So, as I was saying in my previous post, I finally finished watching the first season of Insecure, the HBO series starring Issa Rae and Yvonne Orji.
I don’t watch much telly and don’t keep up, so I had not heard of the show. I happened upon it when googling about Nigeria: one link led to another and I suddenly found myself watching a recording of a radio interview with Yvonne Orji.
Orji is my partner Don’s surname and in the interview the radio host remarks on how it sounds like Orgy, something I’ve always laughed about.
Anyway, I looked up Insecure immediately after that, started watching the series, and binged on Season 1’s final three episodes today.
OK, if you haven’t yet watched the series and intend to, there will probably be spoilers after the ‘read more’ tag.
Just as I’m into Girls because I like that it has a lead that is not a tall, slim, leggy beauty, I’m into Insecure because it offers another perspective that is not the default in tellyland. This is a show with a predominantly black cast, and I admit that this is something that’s quite new to me. Like most English-speaking Malaysians, the films and TV shows I watch tend to be American and British, featuring mostly white actors. Insecure made me realise just how unfamiliar black culture is to me. They’re speaking English, but I find these characters more ‘foreign’ than I probably would those in a French film, even a period one! The largely RAP soundtrack doesn’t help either – this is a genre I just can’t relate to and, frankly, deeply loathe (but that’s another story).
However, the music, the vernacular, the unfamiliar look of the show are mere distractions. Ultimately, what you have are Issa and Molly, two women struggling to get their shit together. Their stories are the sort that my ex-husband hates and I love: stories about ordinary people living ordinary lives. What’s there not to love? I just like that we are, everyone of us, linked by the same old crap and the same old crappy questions: Who will love me? Will I die alone? Do I matter? Why don’t I matter?
Whether it’s predictable (like when Issa finally scratches her itch with Daniel), or not (when Molly dumps Jared for having had one sexual encounter with a man, way back when), every plot development and character detail only serves to make Insecure more accessible and relateable. These are people like the people I know; these are decisions and mistakes like those I’ve made.
As for the black aspect of Insecure, no matter how bewildering it is at first, it’s ultimately a plus because, truly, do I need yet another white’s-eye view of life. Nope. No one does.
Often times, with black characters on TV or in films, they’re black, but that’s it. With Insecure, there’s at least an exploration of the sort of issues African Americans deal with. Or these African Americans anyway. (And of course I have to keep telling myself that they have nothing to do with Africans, in Africa, and more specifically, in Nigeria. That’s yet another story.)

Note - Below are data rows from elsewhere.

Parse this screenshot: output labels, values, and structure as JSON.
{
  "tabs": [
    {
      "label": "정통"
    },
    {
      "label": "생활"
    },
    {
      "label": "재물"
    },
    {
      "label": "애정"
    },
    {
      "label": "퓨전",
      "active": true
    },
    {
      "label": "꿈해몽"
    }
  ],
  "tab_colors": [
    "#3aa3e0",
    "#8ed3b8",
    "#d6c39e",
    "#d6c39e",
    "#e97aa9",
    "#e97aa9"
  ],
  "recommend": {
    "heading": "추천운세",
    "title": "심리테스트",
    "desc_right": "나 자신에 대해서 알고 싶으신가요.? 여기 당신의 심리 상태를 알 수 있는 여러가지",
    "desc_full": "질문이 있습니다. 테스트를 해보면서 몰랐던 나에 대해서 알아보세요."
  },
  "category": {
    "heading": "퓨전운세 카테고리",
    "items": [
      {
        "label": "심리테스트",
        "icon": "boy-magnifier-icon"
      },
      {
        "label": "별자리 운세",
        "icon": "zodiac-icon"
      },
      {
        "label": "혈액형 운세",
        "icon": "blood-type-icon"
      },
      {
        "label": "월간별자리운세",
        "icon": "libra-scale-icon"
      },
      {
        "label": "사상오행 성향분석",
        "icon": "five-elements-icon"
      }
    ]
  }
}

The final three scenes of the season broke my heart. I’ve been there, felt the loneliness and betrayal and pain.I didn’t want that ending, but I can’t say it didn’t ring true. I guess Lawrence’s phone call gave me as much hope as it did Issa and so, I felt every bit of her disappointment and shock when the truth hit. Also, I didn’t have to see Lawrence and Tasha together. Not like that. Yet I couldn’t look away. I think that was deliberate. I think the viewer is meant to feel as gutted as Issa would be if she had walked in on Lawrence fucking Tasha. The scene underlines the fact that they are done and boy, does it hurt.
Let’s see where Season 2 takes the characters. I admit I’m hoping Lawrence and Issa get back together (just as I hope Hannah and Adam do in Girls – am I pathetic, or what?), and it worries me that I’ve chosen to focus on that aspect of Issa’s life. I mean, I was so annoyed when everyone in Sex and the City ended up in a relationship at the end of the series, and yet here I am, needing Issa to have a happily-ever-after ending. WTF.
I don’t know. Maybe I’m just feeling needy what with Don being so far away and all, and it’s informing the way I’m reading and processing Insecure. As for Hannah and Adam (Girls), well, I have no excuse for romanticising that trainwreck!
Just like I considered re-watching Girls, from Season 1, Episode 1, and writing about each episode, I am thinking I should re-watch Insecure Season 1 and write a detailed reaction post to every episode. However, surely I should be spending time sorting out my move to Nigeria instead of sorting out my feelings about Issa’s and Molly’s lives.